Periprosthetic hip joint infection has always been a devastating complication following
implantation of a hip joint replacement. Important perspectives on the treatment and
outcome of this complication continues to be evaluated, but the overall lack of knowledge
is still profound. There is an urgent need for improvement in our knowledge on chronic
periprosthetic hip joint infections.
The overall aim of this thesis was to evaluate perspectives pertaining to treatment and
outcome of chronic periprosthetic hip joint infection.
We performed a systematic review and meta-analysis (I) on the risk of reinfection
following one-stage and two-stage revisions for chronic periprosthetic hip joint infection.
Two-stage revision is by many regarded as the gold standard in treatment of chronic
periprosthetic hip joint infection. We found a slight increased risk of re-infection following
one-stage revision, although not clinical significant interpreted in light of the included
low-quality studies, and overlapping confidence intervals. The study underscores the need
for improvement in reporting and collection of high quality data.
We evaluated if single-source administrative register data could be of use in research on
chronic periprosthetic hip joint infection(II). Due to the low disease prevalence, registers
would be a valuable sources for research data on chronic periprosthetic hip joint infection.
We found an acceptable positive predictive value of the ICD-10 T84.5 discharge diagnosis
code. We believe this code can be of use in future single-source register based studies, but
preferably should be used in combination with alternate data sources to ensure higher
We investigated the outcome of treatment following chronic periprosthetic hip joint
infection in a non-selected population (III). We found a cumulative incidence of reinfection
just below 15% in the follow-up period, regardless of treatment performed. We
also found a high mortality rate, although causality cannot be established in the study. We
also believe our study indicate bias in favor of two-stage revision, when compared to onestage
revision, as in study I, and that this aspect must be taken into consideration, when
comparing different treatment procedures.
There is still much to be learned regarding chronic periprosthetic hip joint infections, and
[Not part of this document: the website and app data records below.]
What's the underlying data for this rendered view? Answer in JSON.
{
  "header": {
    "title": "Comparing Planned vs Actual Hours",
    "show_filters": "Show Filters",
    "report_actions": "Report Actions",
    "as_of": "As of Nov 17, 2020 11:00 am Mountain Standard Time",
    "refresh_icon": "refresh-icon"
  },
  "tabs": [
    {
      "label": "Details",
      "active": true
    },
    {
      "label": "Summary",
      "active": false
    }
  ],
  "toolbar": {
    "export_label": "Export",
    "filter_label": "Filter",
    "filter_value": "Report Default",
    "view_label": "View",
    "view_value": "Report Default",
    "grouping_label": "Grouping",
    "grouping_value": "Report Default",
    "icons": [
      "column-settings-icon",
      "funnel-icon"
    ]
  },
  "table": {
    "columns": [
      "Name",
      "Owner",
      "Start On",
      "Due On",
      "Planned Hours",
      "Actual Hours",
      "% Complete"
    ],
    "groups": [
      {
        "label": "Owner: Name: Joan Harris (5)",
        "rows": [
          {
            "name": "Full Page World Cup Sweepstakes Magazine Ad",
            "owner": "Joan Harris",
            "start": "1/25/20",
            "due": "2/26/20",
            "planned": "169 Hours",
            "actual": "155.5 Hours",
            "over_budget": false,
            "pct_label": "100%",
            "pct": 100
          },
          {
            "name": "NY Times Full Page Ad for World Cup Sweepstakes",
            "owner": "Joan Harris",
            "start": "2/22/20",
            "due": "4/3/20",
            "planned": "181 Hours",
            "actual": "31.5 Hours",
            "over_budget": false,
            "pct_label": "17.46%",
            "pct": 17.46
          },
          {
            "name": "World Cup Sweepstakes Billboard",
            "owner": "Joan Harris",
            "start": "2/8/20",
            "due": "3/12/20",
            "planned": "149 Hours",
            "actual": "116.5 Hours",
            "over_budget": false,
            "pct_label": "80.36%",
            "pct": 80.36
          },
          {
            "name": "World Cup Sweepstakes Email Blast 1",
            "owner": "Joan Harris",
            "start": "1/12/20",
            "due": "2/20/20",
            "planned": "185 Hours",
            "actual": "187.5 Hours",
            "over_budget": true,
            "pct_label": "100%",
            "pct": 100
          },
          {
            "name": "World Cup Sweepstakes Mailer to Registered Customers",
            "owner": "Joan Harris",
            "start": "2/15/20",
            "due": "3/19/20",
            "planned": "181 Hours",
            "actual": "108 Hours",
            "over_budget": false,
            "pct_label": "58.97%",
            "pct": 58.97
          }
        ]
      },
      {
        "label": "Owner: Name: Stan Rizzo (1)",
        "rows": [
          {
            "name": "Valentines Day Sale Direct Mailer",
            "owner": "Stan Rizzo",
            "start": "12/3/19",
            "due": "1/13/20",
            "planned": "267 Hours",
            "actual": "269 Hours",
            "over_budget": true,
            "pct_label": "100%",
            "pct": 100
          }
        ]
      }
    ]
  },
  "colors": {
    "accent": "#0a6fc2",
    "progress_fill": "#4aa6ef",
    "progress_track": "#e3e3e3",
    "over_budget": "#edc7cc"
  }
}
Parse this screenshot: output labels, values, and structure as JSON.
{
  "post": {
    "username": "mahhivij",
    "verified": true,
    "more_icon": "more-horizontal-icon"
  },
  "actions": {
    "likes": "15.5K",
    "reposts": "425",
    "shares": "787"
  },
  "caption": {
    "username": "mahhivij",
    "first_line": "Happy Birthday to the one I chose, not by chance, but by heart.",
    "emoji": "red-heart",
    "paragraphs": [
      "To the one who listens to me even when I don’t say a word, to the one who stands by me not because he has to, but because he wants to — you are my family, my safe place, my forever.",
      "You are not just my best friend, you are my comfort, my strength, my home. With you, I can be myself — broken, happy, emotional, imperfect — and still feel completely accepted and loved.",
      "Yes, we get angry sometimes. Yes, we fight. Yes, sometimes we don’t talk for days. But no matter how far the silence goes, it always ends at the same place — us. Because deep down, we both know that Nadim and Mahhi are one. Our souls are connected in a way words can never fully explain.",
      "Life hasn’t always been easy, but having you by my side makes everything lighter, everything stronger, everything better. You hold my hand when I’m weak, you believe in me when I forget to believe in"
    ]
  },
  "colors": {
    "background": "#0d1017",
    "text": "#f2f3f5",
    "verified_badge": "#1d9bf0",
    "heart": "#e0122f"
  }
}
we believe, this thesis highlights important perspectives of treatment and outcome, to help
initiate forward progression towards improved patient care.